Before the explosion of online download services, store shelves used to be stacked full of low-budget, usually low-quality shooters. One would have covers upon covers to rifle through, decorated with generic military men, military men in sci-fi armor, or some combination thereof. Nowadays, most retail-release shooters have relatively high production values, big marketing campaigns and acceptable levels of technical polish. So instead, the Deep Black’s of this world infiltrate their way onto XBLA or Steam.
Deep Black: Episode 1 is a generic cover-based shooter with the gimmick of having lots of underwater segments. Beyond being woefully uninspired in every facet of design, that it comes drenched in technical deficiency plonks it strictly in the “avoid”-category.
The minimalist – as in barely existent – story, is introduced by a brief series of comic panels and involves opposing multi-national factions, a terrorist cell and a faceless weapons corporation. You play an unimaginative suit of future-armor, occasionally emitting unfunny quips and concerns about THE MISSION, SNAKE. Over your radio, a lady with a Latin accent drones similarly bad punchlines and mission info. Together, you gun down foot-soldiers of the aforementioned arms corporation in drab industrial locales, while suspecting a treason in your organization. Or something. The narrative is mostly bland, with the odd dip into entertainingly cringe-y, for example in the characters’ repeated use of “Frag” in place of “Fuck” (Begging the question, do they call frag grenades Fuck Grenades?).
Of course, a poor but unobtrusive story can be remedied by good gameplay. That’s a trait Deep Black doesn’t approach having. The combat here, whether by land or sea, is consistently shoddy, lacking sense of momentum or fluidity. Land shootouts are methodical crawls along restrictive corridors of chest-high walls, where one retreats as clusters of henchmen spawn around a corner, before surgically headshotting them from cover. Over and over. Attempting dynamic, fun tactics swiftly lands you the game over-screen. When it gets bad, there are auto-turrets, or worse yet, robotic Giant Enemy Crabs, whose weak-spots you cannot hit for Massive Damage, and whose defeat comes only by strongly exploit-ey moves.
Underwater fighting is equally dull, though simpler. Maneuvering by water-jetpack, you circle-swim around robo-crabs and submarine drone-things, popping shots. Sometimes, you “hack” enemy drones to fight for you, but it doesn’t add depth. For a game sold on its underwater sections (a questionable idea in the first place), Deep Black’s sea-combat feels awfully hollow, even in comparison to the land-shooting.

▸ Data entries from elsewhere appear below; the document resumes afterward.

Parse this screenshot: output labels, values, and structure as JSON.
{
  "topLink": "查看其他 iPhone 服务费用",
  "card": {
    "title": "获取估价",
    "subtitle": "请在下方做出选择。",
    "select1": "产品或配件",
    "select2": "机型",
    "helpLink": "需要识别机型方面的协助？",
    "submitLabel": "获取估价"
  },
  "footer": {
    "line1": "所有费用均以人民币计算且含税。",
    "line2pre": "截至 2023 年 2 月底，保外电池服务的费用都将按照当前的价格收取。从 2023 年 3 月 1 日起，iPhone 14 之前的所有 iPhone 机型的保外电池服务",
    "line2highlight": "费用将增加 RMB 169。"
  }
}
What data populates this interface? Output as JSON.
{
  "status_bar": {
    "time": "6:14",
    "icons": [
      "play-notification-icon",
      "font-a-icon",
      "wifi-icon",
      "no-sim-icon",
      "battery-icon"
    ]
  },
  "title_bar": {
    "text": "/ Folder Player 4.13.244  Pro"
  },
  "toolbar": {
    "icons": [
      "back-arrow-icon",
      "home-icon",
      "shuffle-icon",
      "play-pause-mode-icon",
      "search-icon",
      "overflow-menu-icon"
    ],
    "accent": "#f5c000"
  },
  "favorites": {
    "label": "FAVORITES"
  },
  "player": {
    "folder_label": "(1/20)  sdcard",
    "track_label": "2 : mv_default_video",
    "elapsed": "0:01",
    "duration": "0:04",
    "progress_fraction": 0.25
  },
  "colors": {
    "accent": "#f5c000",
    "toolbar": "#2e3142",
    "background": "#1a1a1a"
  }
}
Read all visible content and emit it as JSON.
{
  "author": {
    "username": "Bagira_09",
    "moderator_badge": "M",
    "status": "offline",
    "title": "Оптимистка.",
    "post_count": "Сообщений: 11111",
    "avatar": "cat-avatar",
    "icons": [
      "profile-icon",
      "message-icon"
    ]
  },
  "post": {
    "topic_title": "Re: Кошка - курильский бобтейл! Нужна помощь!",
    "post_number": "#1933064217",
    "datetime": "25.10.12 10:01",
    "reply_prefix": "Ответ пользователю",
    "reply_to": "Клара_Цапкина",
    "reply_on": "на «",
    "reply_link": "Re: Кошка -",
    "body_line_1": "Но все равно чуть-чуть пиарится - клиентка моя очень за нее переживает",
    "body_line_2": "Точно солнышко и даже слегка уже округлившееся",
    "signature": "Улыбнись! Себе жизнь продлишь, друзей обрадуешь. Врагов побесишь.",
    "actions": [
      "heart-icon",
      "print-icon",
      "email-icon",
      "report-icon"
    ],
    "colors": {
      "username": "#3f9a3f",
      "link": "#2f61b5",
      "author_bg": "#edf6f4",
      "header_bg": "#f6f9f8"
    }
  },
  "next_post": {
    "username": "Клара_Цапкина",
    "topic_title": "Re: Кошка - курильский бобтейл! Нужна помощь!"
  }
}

As flat as the gameplay design is, it’s worsened by a hefty dose of technical design incompetence – inducing artificially high difficulty. Controls feel stiff and foggy, with jerky motion and awkward stick thresholds. Moving like a toy robot, your character’s animations are un-cancelable and achingly slow, often leaving you unable to intervene as genero-man collapses in a shower of bullets after attempting to throw a grenade, pick up a weapon or melee-kill an enemy. The foes don’t fare better, moving like units from a decade-old RTS (Their ridiculously long death-screams sound like a mildly perturbed Angry German Kid, which is funny though). There’s also a gallery of goofy interface quirks. Favorites include being able to pick up rocket launchers while in cover, but not enter cover with one. The clunkiness ensures you’ll die a lot, and when you finally succeed, you’ll feel relief, not satisfaction.
The campaign is solely comprised of on-foot corridors and water-corridors, with motifs of caves, warehouses and military bases, barren of standout moments to diffuse the stream of annoyance and boredom. And when it ends at an excessive 6 hours, it’s without a word of closure, just a cheap screen telling you to buy Episode 2 when that comes out. Well, if unlike me you find a single other fool to play with, you could try the multiplayer. Maybe it’s excellent. Probably not.
There are more nuggets of terribleness to point out about Deep Black: Episode 1 than any reasonably-sized review could hold. It’s unreasonably difficult for the wrong reasons, it’s parodically trite, and its one attempt at a gimmick is of zero substance. Don’t swim here.
- The graphical detail is pretty good for an XBLA title
- The engineer enemies brandishing pipe-wrenches, robotically sprinting at you with kamikaze-like dedication made me chuckle.
- Clunky, frustrating cover-shootery
- Clunky, depth-less underwater shootery
- A total vacuum of personality or flavor, enveloping every element of the game.
1 out of 5.